Citing PatentFiling datePublication dateApplicantTitle
US7566406Sep 20, 2005Jul 28, 2009L&P Property Management Companyfree of any petrochemical binder comprising a non-acidified isocyanate, a vegetable oil polyol, and a process oil; use for coating on foam pieces and polymerizing, curing to form polyurethanes; underlay between the subfloor and the floor covering; free VOC emissions, low cost, environmentally friendly
US8501828Aug 11, 2005Aug 6, 2013Huntsman Petrochemical LlcCure rebond binder
Classifications
U.S. Classification521/84.1, 524/871, 521/175, 521/125, 521/130
International ClassificationC08H8/00, C08B1/08, C08G18/64, C08B15/00
Cooperative ClassificationC08H8/00, C08B1/08, C08B15/00, C08G18/6484
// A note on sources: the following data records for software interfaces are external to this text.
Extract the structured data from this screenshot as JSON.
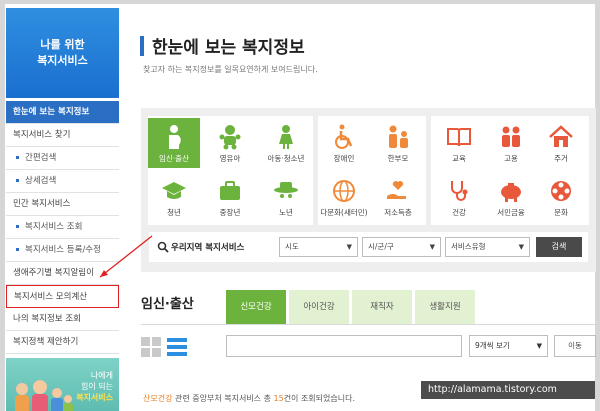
{
  "sidebar": {
    "banner_line1": "나를 위한",
    "banner_line2": "복지서비스",
    "items": [
      {
        "label": "한눈에 보는 복지정보",
        "type": "active"
      },
      {
        "label": "복지서비스 찾기",
        "type": "main"
      },
      {
        "label": "간편검색",
        "type": "sub"
      },
      {
        "label": "상세검색",
        "type": "sub"
      },
      {
        "label": "민간 복지서비스",
        "type": "main"
      },
      {
        "label": "복지서비스 조회",
        "type": "sub"
      },
      {
        "label": "복지서비스 등록/수정",
        "type": "sub"
      },
      {
        "label": "생애주기별 복지알림이",
        "type": "main"
      },
      {
        "label": "복지서비스 모의계산",
        "type": "highlight"
      },
      {
        "label": "나의 복지정보 조회",
        "type": "main"
      },
      {
        "label": "복지정책 제안하기",
        "type": "main"
      }
    ],
    "promo_line1": "나에게",
    "promo_line2": "힘이 되는",
    "promo_line3": "복지서비스"
  },
  "header": {
    "title": "한눈에 보는 복지정보",
    "subtitle": "찾고자 하는 복지정보를 일목요연하게 보여드립니다."
  },
  "categories": {
    "life": [
      {
        "label": "임신·출산",
        "icon": "pregnancy-icon",
        "selected": true
      },
      {
        "label": "영유아",
        "icon": "infant-icon"
      },
      {
        "label": "아동·청소년",
        "icon": "child-icon"
      },
      {
        "label": "청년",
        "icon": "graduation-cap-icon"
      },
      {
        "label": "중장년",
        "icon": "briefcase-icon"
      },
      {
        "label": "노년",
        "icon": "elderly-hat-icon"
      }
    ],
    "target": [
      {
        "label": "장애인",
        "icon": "wheelchair-icon"
      },
      {
        "label": "한부모",
        "icon": "family-icon"
      },
      {
        "label": "다문화(새터민)",
        "icon": "globe-icon"
      },
      {
        "label": "저소득층",
        "icon": "hand-heart-icon"
      }
    ],
    "theme": [
      {
        "label": "교육",
        "icon": "book-icon"
      },
      {
        "label": "고용",
        "icon": "employment-icon"
      },
      {
        "label": "주거",
        "icon": "house-icon"
      },
      {
        "label": "건강",
        "icon": "stethoscope-icon"
      },
      {
        "label": "서민금융",
        "icon": "piggy-bank-icon"
      },
      {
        "label": "문화",
        "icon": "film-reel-icon"
      }
    ]
  },
  "filter": {
    "label": "우리지역 복지서비스",
    "sido": "시도",
    "sigungu": "시/군/구",
    "service_type": "서비스유형",
    "search_button": "검색"
  },
  "section": {
    "title": "임신·출산",
    "tabs": [
      "신모건강",
      "아이건강",
      "재직자",
      "생활지원"
    ],
    "count_option": "9개씩 보기",
    "move_button": "이동"
  },
  "result": {
    "highlight": "산모건강",
    "mid": " 관련 중앙부처 복지서비스 총 ",
    "count": "15",
    "end": "건이 조회되었습니다."
  },
  "watermark": "http://alamama.tistory.com",
  "colors": {
    "accent_blue": "#2a6fc4",
    "accent_green": "#6cb33e",
    "icon_orange": "#f08a3a",
    "highlight_red": "#e02020"
  }
}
European ClassificationC08G18/64T, C08B15/00, C08B1/08, C08H8/00